--- Exercise material ---

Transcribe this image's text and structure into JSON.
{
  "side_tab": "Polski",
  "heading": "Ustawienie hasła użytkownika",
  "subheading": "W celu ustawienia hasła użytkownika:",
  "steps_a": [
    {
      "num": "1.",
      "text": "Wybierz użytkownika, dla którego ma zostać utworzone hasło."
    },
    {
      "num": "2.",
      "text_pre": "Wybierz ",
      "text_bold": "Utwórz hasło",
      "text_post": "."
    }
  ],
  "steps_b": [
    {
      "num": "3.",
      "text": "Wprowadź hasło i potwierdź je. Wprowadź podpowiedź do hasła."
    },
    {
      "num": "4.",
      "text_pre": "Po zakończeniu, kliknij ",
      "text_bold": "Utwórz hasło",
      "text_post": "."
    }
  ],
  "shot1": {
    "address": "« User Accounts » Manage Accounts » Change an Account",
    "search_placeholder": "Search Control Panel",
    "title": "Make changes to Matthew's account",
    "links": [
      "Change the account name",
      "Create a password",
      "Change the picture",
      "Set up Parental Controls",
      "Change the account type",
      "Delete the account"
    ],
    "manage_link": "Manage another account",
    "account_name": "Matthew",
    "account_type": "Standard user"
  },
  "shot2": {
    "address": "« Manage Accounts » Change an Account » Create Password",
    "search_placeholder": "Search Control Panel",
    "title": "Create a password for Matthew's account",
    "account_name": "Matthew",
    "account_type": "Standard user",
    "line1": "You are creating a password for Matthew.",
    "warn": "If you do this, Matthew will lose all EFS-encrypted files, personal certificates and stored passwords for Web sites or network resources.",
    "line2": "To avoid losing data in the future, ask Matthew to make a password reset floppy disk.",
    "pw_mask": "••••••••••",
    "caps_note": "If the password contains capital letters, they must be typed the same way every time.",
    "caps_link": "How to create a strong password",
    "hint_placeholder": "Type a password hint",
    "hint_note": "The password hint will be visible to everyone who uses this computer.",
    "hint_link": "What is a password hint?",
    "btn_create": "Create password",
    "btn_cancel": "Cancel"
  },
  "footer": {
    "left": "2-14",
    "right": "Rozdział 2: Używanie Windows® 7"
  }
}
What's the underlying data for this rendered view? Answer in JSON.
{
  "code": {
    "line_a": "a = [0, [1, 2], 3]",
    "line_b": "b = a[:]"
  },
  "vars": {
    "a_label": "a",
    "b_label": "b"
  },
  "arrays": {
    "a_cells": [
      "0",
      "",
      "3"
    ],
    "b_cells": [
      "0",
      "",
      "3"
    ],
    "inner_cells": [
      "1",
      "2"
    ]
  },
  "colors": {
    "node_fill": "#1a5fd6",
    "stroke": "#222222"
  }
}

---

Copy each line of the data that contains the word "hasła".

The answer =>
  "heading": "Ustawienie hasła użytkownika",
  "subheading": "W celu ustawienia hasła użytkownika:",
      "text": "Wprowadź hasło i potwierdź je. Wprowadź podpowiedź do hasła."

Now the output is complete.